At least I know what hinders the delight in Erica Schmidt’s Public Theater production of As You Like It, a heavily cut version that employs a cast of only six on a bare stage—rather recalling the five-actor version that Greenspan’s characters patch together. Schmidt has at least partially grasped the same basic good idea: that simplicity, directness, and a minimum of apparatus are what the theater needs right now. And even though she lets her good idea go wrong, it still looks and feels better than a bad idea gone wrong, which is the usual practice in New York these days. Unhappily, she’s one of the countless victims of the theatrical ailment known in its most virulent form as Saxe-Meiningen Syndrome, or Kazan’s Tic, which results from there having been, at times, directors who actually had creative sensibilities. Pollen from these having rubbed off on people of no particular ability or intellect, the latter developed a bloated sense of self-importance that broke out into what is called directorial concept—a show-business term meaning “a bad idea.” The painful result is that now almost no one can direct a play without imposing some irrelevantly perverse notion on it, and then calling attention to the notion all evening long.
The oddity of Schmidt’s less virulent case is that half of her “concept” simply consists of the straightforward, bare-stage format, perfectly suited to the common sense inherent in Shakespeare’s work. The other half, regrettably, consists of calling attention to the reductions, to their execution, and to the fact that the play is supposed to be funny. In lieu of something like Greenspan’s simple clothes and straight-on staging, Schmidt offers cutesy-poo costumes, endless gratuitous running around, archly “comic” voices, and an almost unerring ability to miss the point of any line or speech in one of the most familiar plays in the classic repertoire.

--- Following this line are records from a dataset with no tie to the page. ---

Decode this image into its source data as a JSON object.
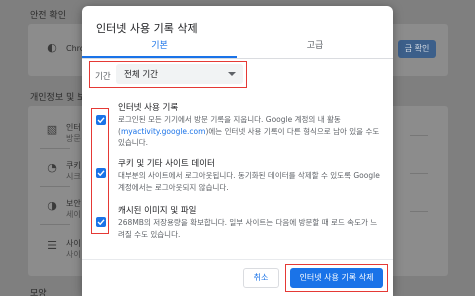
{
  "background": {
    "section_security": "안전 확인",
    "security_row": {
      "text": "Chro",
      "button": "금 확인"
    },
    "section_privacy": "개인정보 및 보",
    "rows": [
      {
        "title": "인터",
        "sub": "방문"
      },
      {
        "title": "쿠키",
        "sub": "시크"
      },
      {
        "title": "보안",
        "sub": "세이"
      },
      {
        "title": "사이",
        "sub": "사이"
      }
    ],
    "section_appearance": "모양"
  },
  "dialog": {
    "title": "인터넷 사용 기록 삭제",
    "tabs": [
      {
        "label": "기본",
        "selected": true
      },
      {
        "label": "고급",
        "selected": false
      }
    ],
    "time_range": {
      "label": "기간",
      "value": "전체 기간"
    },
    "items": [
      {
        "checked": true,
        "title": "인터넷 사용 기록",
        "desc_before_link": "로그인된 모든 기기에서 방문 기록을 지웁니다. Google 계정의 내 활동",
        "link": "myactivity.google.com",
        "desc_after_link": "에는 인터넷 사용 기록이 다른 형식으로 남아 있을 수도 있습니다."
      },
      {
        "checked": true,
        "title": "쿠키 및 기타 사이트 데이터",
        "desc": "대부분의 사이트에서 로그아웃됩니다. 동기화된 데이터를 삭제할 수 있도록 Google 계정에서는 로그아웃되지 않습니다."
      },
      {
        "checked": true,
        "title": "캐시된 이미지 및 파일",
        "desc": "268MB의 저장용량을 확보합니다. 일부 사이트는 다음에 방문할 때 로드 속도가 느려질 수도 있습니다."
      }
    ],
    "cancel_label": "취소",
    "confirm_label": "인터넷 사용 기록 삭제"
  },
  "colors": {
    "accent": "#1a73e8",
    "highlight": "#e53935"
  }
}
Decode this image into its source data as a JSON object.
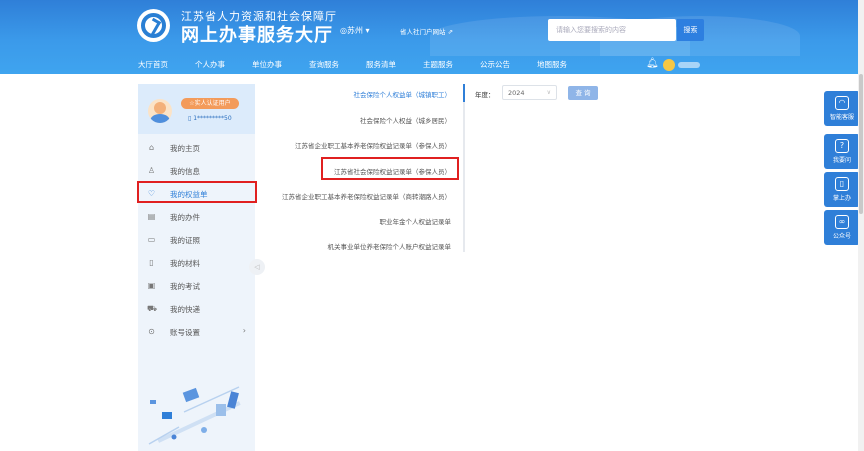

Despite these irritations, and the general callowness of the cast, the evening is by no means one of the more painful you can currently spend in a theater. The performance is short and brisk; the Rosalind and Orlando, Bryce Dallas Howard and Lorenzo Pisoni, are attractive and not too ill-spoken; and Pisoni’s circus-gymnast training means that you get some spectacular back flips mixed in with the poetry. Even the repetitive hat-switching business with which Schmidt persistently reminds you that her actors are playing multiple roles is sometimes neatly choreographed. It could be worse. But the true Shakespearean note—more matter with less art—is struck in Greenspan’s non-Shakespearean text.
This article from the Village Voice Archive was posted on April 15, 2003